Since I was a kid, I liked to make up stories. (I was a fantastic liar.) It translated to writing stories as a young adult and became a hobby for me because I’d always feared what I wrote wouldn’t be considered good enough for public consumption. (There’s a reason I say George McFly is my spirit animal.) This fear told me that I needed to hide that passion. Being fodder for bullies at school only helped to reinforce that fear.
This past weekend, I attended Arisia which is one of New England’s largest fan-run conventions. It’s a yearly event that I look forward too with the same fervor others reserve for Christmas or Spring Break. I was thrilled to be on a panel (Marketing Your Book in the Digital Age). Hopefully, I was able to convey my insights and experiences in a way that enlightened others. (At least, no one ran away screaming.) It was the first time I was a panelist in this particular capacity. And, moving on, my model of exposure is to try to participate in a similar capacity for other cons. Granted, it does kind of sap some of the free time out of a con for me, requiring me to do more adulting than I normally would at such an event. But the experience was really gratifying.
Looking at it on this side of things, I have to wonder how differently my writing career would have been had I been exposed to a science fiction convention earlier. Would I have found my “peeps” and the source of my support then? Would my fears have been abated?
Everything happens for a reason. I’m a big believer in that. A lot of things (good, bad and horrible) had to happen to me in order to be in the place that I am now (which, for the record is good). But, I do think about that alternate reality me that got the support for her passion at an earlier age.
To the many tens of people following my posts out there (*waves*), you may be aware that Allies and Enemies: Fallen was recently a finalist for Best Military SciFi Novel at the 2016 Dragon Awards hosted by Dragon Con. I have to admit it, I’m still on a bit of a high over that. There were some pretty impressive names on that list of finalists. The honor went to David Weber in my category. No big surprise there. I’ve said it before and I’ll say it again, it’s cool to be on any list like that.
I had a very fun time being interviewed at my friend’s podcast show, Comedy4Cast. And the hilarious group of fellows from Technorama. (I’ll add a link to the show once it’s posted.)
The Dragon Awards, being the inaurgal year, was not exactly standing room only, but conducted in a heartfelt manner with some lovely opening remarks by Bill Fawcett, Pat Henry and Dave Cody. The actual awards themselves were pretty stellar looking. I went in with not great hope of winning, being star-struck by the other names on the list.

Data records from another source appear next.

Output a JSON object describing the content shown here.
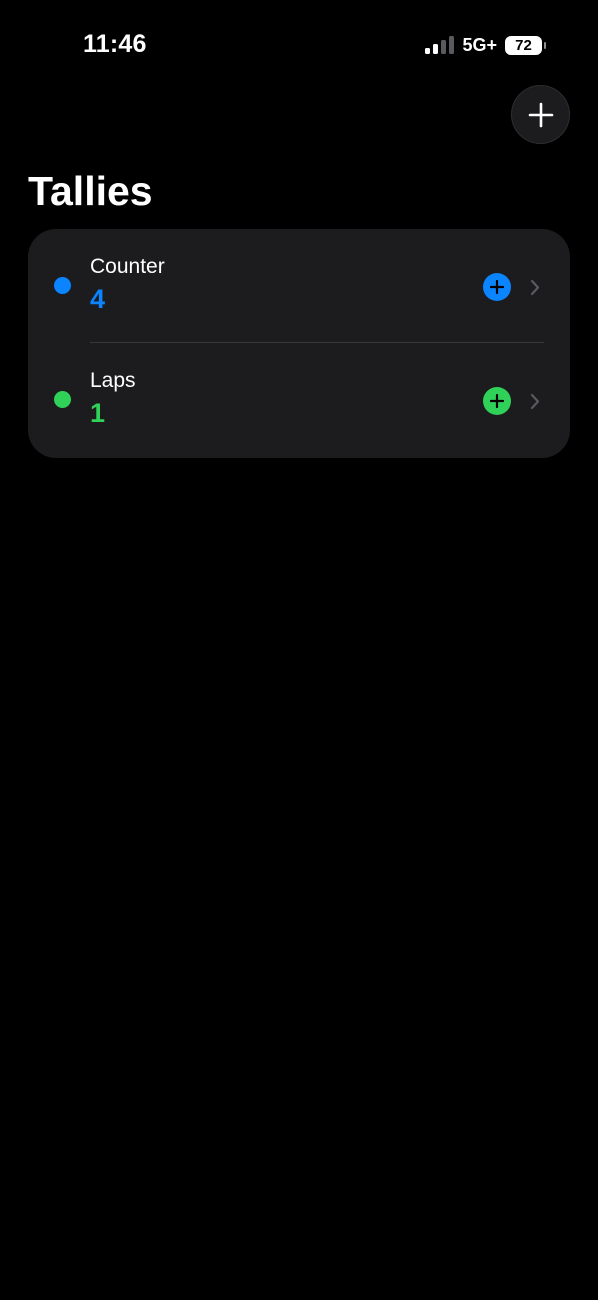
{
  "status_bar": {
    "time": "11:46",
    "network": "5G+",
    "battery": "72",
    "signal_bars_filled": 2,
    "signal_bars_total": 4
  },
  "header": {
    "title": "Tallies",
    "add_icon": "plus-icon"
  },
  "tallies": [
    {
      "name": "Counter",
      "count": "4",
      "color": "#0a84ff",
      "increment_icon": "plus-circle-icon",
      "chevron_icon": "chevron-right-icon"
    },
    {
      "name": "Laps",
      "count": "1",
      "color": "#30d158",
      "increment_icon": "plus-circle-icon",
      "chevron_icon": "chevron-right-icon"
    }
  ],
  "colors": {
    "background": "#000000",
    "card": "#1c1c1e",
    "divider": "#38383a",
    "chevron": "#5a5a5e"
  }
}
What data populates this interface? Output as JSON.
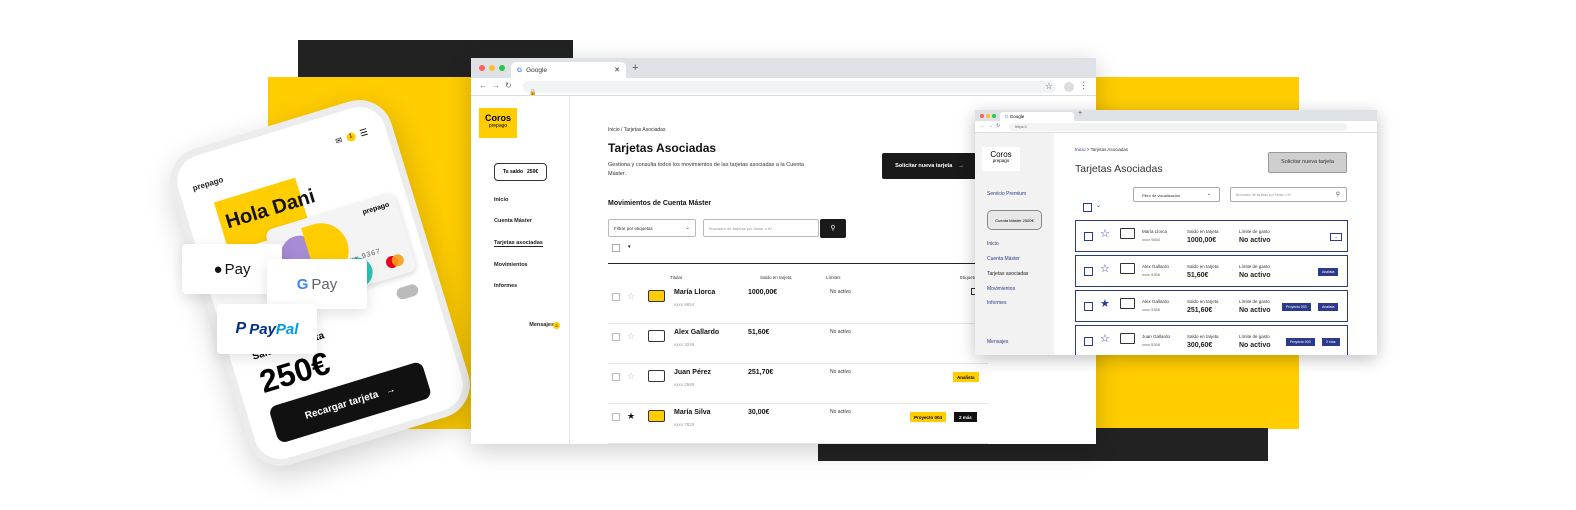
{
  "colors": {
    "brand_yellow": "#FFCD00",
    "dark": "#222222",
    "wire_blue": "#2C3A8C"
  },
  "phone": {
    "brand": "prepago",
    "greeting": "Hola Dani",
    "card_brand": "prepago",
    "card_number": "xxxx xxxx 9367",
    "badge": "1",
    "balance_label": "Saldo en tarjeta",
    "balance_value": "250€",
    "recharge_button": "Recargar tarjeta"
  },
  "payments": {
    "apple": "Pay",
    "google": "Pay",
    "paypal_a": "Pay",
    "paypal_b": "Pal"
  },
  "browser": {
    "tab_title": "Google",
    "logo_name": "Coros",
    "logo_sub": "prepago",
    "saldo_label": "Tu saldo",
    "saldo_value": "250€",
    "nav": [
      "Inicio",
      "Cuenta Máster",
      "Tarjetas asociadas",
      "Movimientos",
      "Informes",
      "Mensajes"
    ],
    "msg_badge": "2",
    "breadcrumb": "Inicio / Tarjetas Asociadas",
    "title": "Tarjetas Asociadas",
    "description": "Gestiona y consulta todos los movimientos de las tarjetas asociadas a la Cuenta Máster.",
    "cta": "Solicitar nueva tarjeta",
    "subtitle": "Movimientos de Cuenta Máster",
    "filter": "Filtrar por etiquetas",
    "search_placeholder": "Buscador de tarjetas por titular o ID",
    "headers": [
      "Titular",
      "Saldo en tarjeta",
      "Límites",
      "Etiquetas"
    ],
    "rows": [
      {
        "name": "María Llorca",
        "num": "xxxx 9654",
        "saldo": "1000,00€",
        "limit": "No activo",
        "star": false,
        "tags": []
      },
      {
        "name": "Alex Gallardo",
        "num": "xxxx 3246",
        "saldo": "51,60€",
        "limit": "No activo",
        "star": false,
        "tags": []
      },
      {
        "name": "Juan Pérez",
        "num": "xxxx 2589",
        "saldo": "251,70€",
        "limit": "No activo",
        "star": false,
        "tags": [
          "Analista"
        ]
      },
      {
        "name": "María Silva",
        "num": "xxxx 7820",
        "saldo": "30,00€",
        "limit": "No activo",
        "star": true,
        "tags": [
          "Proyecto 004",
          "2 más"
        ]
      }
    ]
  },
  "wire": {
    "tab_title": "Google",
    "url": "https://",
    "logo_name": "Coros",
    "logo_sub": "prepago",
    "nav_top": "Servicio Premium",
    "saldo_pill": "Cuenta Máster  2500€",
    "nav": [
      "Inicio",
      "Cuenta Máster",
      "Tarjetas asociadas",
      "Movimientos",
      "Informes"
    ],
    "nav_bottom": "Mensajes",
    "breadcrumb_link": "Inicio",
    "breadcrumb_rest": " > Tarjetas Asociadas",
    "title": "Tarjetas Asociadas",
    "cta": "Solicitar nueva tarjeta",
    "filter": "Filtro de visualización",
    "search_placeholder": "Buscador de tarjetas por titular o ID",
    "saldo_label": "Saldo en tarjeta",
    "limit_label": "Límite de gasto",
    "rows": [
      {
        "name": "María Llorca",
        "num": "xxxx 9654",
        "saldo": "1000,00€",
        "limit": "No activo",
        "star": false,
        "tags": [
          "+"
        ]
      },
      {
        "name": "Alex Gallardo",
        "num": "xxxx 5358",
        "saldo": "51,60€",
        "limit": "No activo",
        "star": false,
        "tags": [
          "Analista"
        ]
      },
      {
        "name": "Alex Gallardo",
        "num": "xxxx 5358",
        "saldo": "251,60€",
        "limit": "No activo",
        "star": true,
        "tags": [
          "Proyecto 003",
          "Analista"
        ]
      },
      {
        "name": "Juan Gallardo",
        "num": "xxxx 5358",
        "saldo": "300,60€",
        "limit": "No activo",
        "star": false,
        "tags": [
          "Proyecto 003",
          "2 más"
        ]
      }
    ]
  }
}
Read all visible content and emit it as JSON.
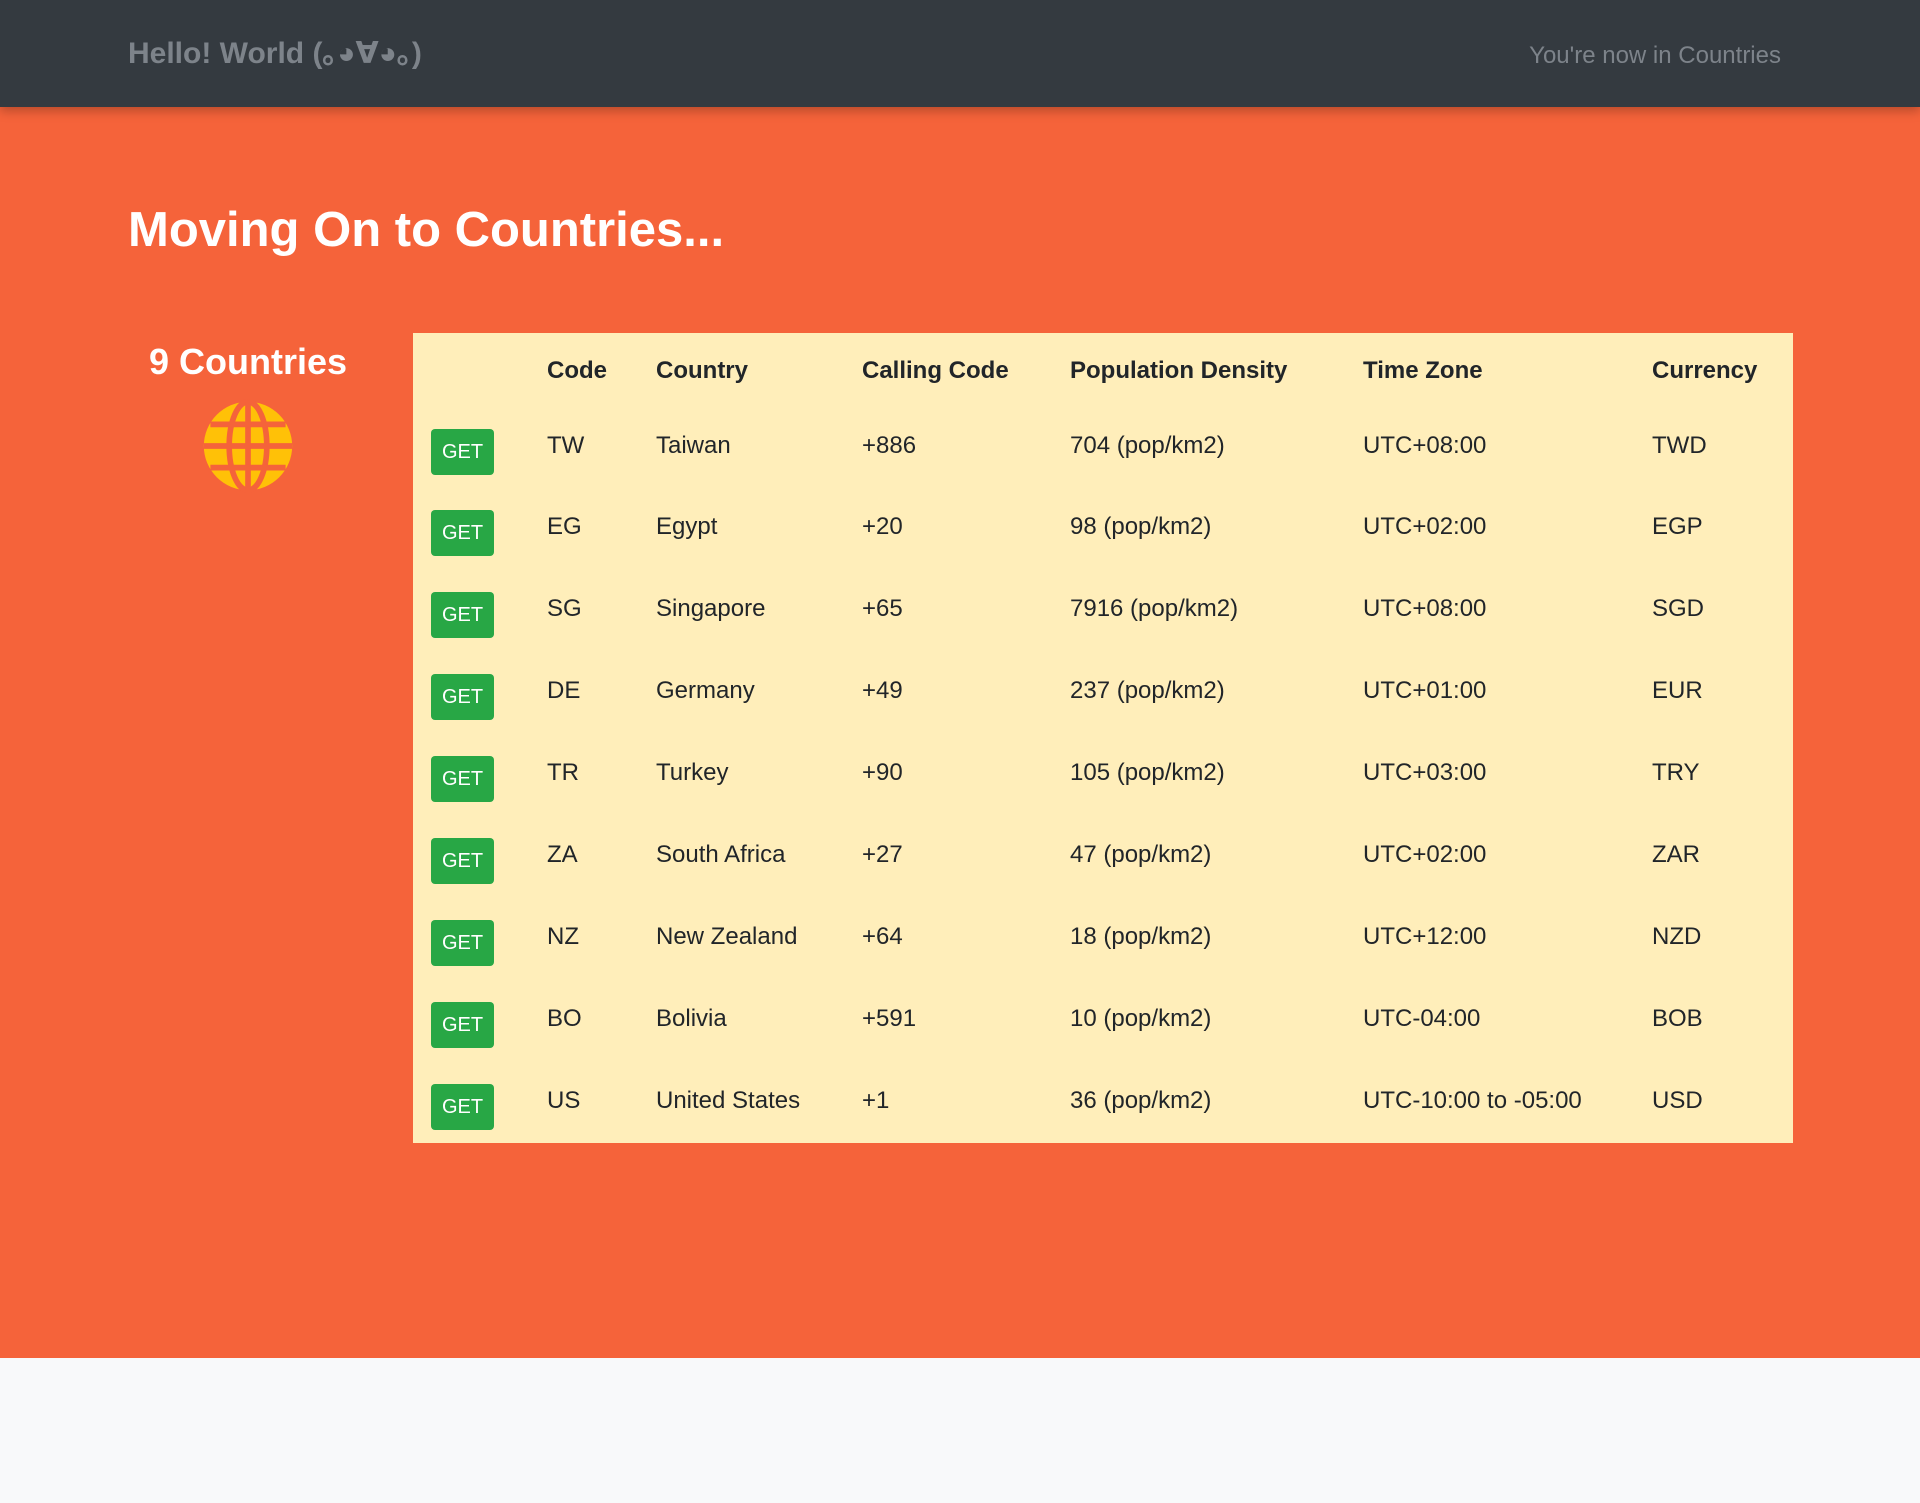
{
  "navbar": {
    "brand": "Hello! World (｡◕∀◕｡)",
    "status": "You're now in Countries"
  },
  "hero": {
    "title": "Moving On to Countries..."
  },
  "summary": {
    "count_label": "9 Countries",
    "icon": "globe-icon",
    "icon_color": "#ffc107"
  },
  "colors": {
    "navbar_bg": "#343a40",
    "hero_bg": "#f5633a",
    "table_bg": "#ffeeba",
    "button_bg": "#28a745"
  },
  "table": {
    "headers": [
      "",
      "Code",
      "Country",
      "Calling Code",
      "Population Density",
      "Time Zone",
      "Currency"
    ],
    "button_label": "GET",
    "rows": [
      {
        "code": "TW",
        "country": "Taiwan",
        "calling_code": "+886",
        "density": "704 (pop/km2)",
        "time_zone": "UTC+08:00",
        "currency": "TWD"
      },
      {
        "code": "EG",
        "country": "Egypt",
        "calling_code": "+20",
        "density": "98 (pop/km2)",
        "time_zone": "UTC+02:00",
        "currency": "EGP"
      },
      {
        "code": "SG",
        "country": "Singapore",
        "calling_code": "+65",
        "density": "7916 (pop/km2)",
        "time_zone": "UTC+08:00",
        "currency": "SGD"
      },
      {
        "code": "DE",
        "country": "Germany",
        "calling_code": "+49",
        "density": "237 (pop/km2)",
        "time_zone": "UTC+01:00",
        "currency": "EUR"
      },
      {
        "code": "TR",
        "country": "Turkey",
        "calling_code": "+90",
        "density": "105 (pop/km2)",
        "time_zone": "UTC+03:00",
        "currency": "TRY"
      },
      {
        "code": "ZA",
        "country": "South Africa",
        "calling_code": "+27",
        "density": "47 (pop/km2)",
        "time_zone": "UTC+02:00",
        "currency": "ZAR"
      },
      {
        "code": "NZ",
        "country": "New Zealand",
        "calling_code": "+64",
        "density": "18 (pop/km2)",
        "time_zone": "UTC+12:00",
        "currency": "NZD"
      },
      {
        "code": "BO",
        "country": "Bolivia",
        "calling_code": "+591",
        "density": "10 (pop/km2)",
        "time_zone": "UTC-04:00",
        "currency": "BOB"
      },
      {
        "code": "US",
        "country": "United States",
        "calling_code": "+1",
        "density": "36 (pop/km2)",
        "time_zone": "UTC-10:00 to -05:00",
        "currency": "USD"
      }
    ]
  }
}
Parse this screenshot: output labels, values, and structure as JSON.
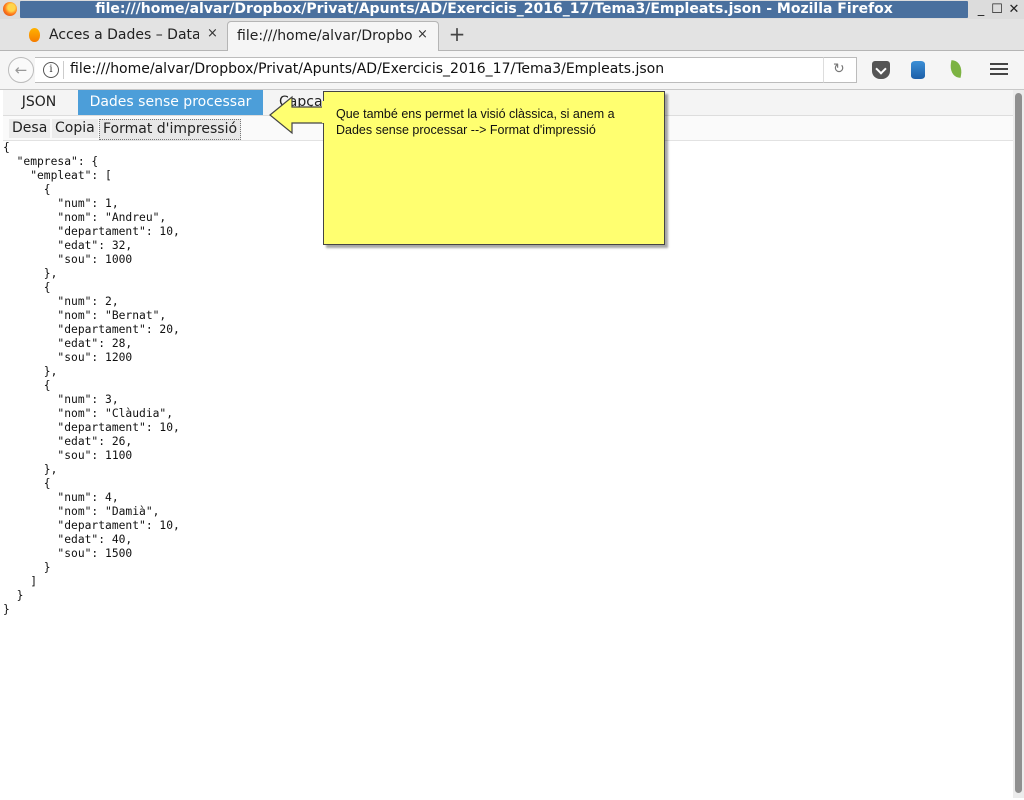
{
  "window": {
    "title": "file:///home/alvar/Dropbox/Privat/Apunts/AD/Exercicis_2016_17/Tema3/Empleats.json - Mozilla Firefox",
    "minimize": "_",
    "maximize": "☐",
    "close": "✕"
  },
  "tabs": [
    {
      "label": "Acces a Dades – Database",
      "close": "×"
    },
    {
      "label": "file:///home/alvar/Dropbox",
      "close": "×"
    }
  ],
  "new_tab": "+",
  "nav": {
    "back": "←",
    "url": "file:///home/alvar/Dropbox/Privat/Apunts/AD/Exercicis_2016_17/Tema3/Empleats.json",
    "reload": "↻"
  },
  "viewer": {
    "tabs": [
      "JSON",
      "Dades sense processar",
      "Capçaleres"
    ],
    "active_tab": "Dades sense processar",
    "toolbar": {
      "save": "Desa",
      "copy": "Copia",
      "pretty_print": "Format d'impressió"
    },
    "raw_text": "{\n  \"empresa\": {\n    \"empleat\": [\n      {\n        \"num\": 1,\n        \"nom\": \"Andreu\",\n        \"departament\": 10,\n        \"edat\": 32,\n        \"sou\": 1000\n      },\n      {\n        \"num\": 2,\n        \"nom\": \"Bernat\",\n        \"departament\": 20,\n        \"edat\": 28,\n        \"sou\": 1200\n      },\n      {\n        \"num\": 3,\n        \"nom\": \"Clàudia\",\n        \"departament\": 10,\n        \"edat\": 26,\n        \"sou\": 1100\n      },\n      {\n        \"num\": 4,\n        \"nom\": \"Damià\",\n        \"departament\": 10,\n        \"edat\": 40,\n        \"sou\": 1500\n      }\n    ]\n  }\n}"
  },
  "callout": {
    "text": "Que també ens permet la visió clàssica, si anem a Dades sense processar --> Format d'impressió"
  },
  "colors": {
    "title_bar": "#4a709e",
    "active_viewer_tab": "#4c9ed9",
    "callout_bg": "#ffff70"
  }
}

The next round of awards for 2017 starts the nomination process in October. Who knows? Maybe I’ll get a chance to go back next year.
On the urging of my “unofficial handler”, I’ve had the cover changed to the second book in the series, Allies and Enemies: Rogues. Free ebook copy of it, to the first person who can spot the difference.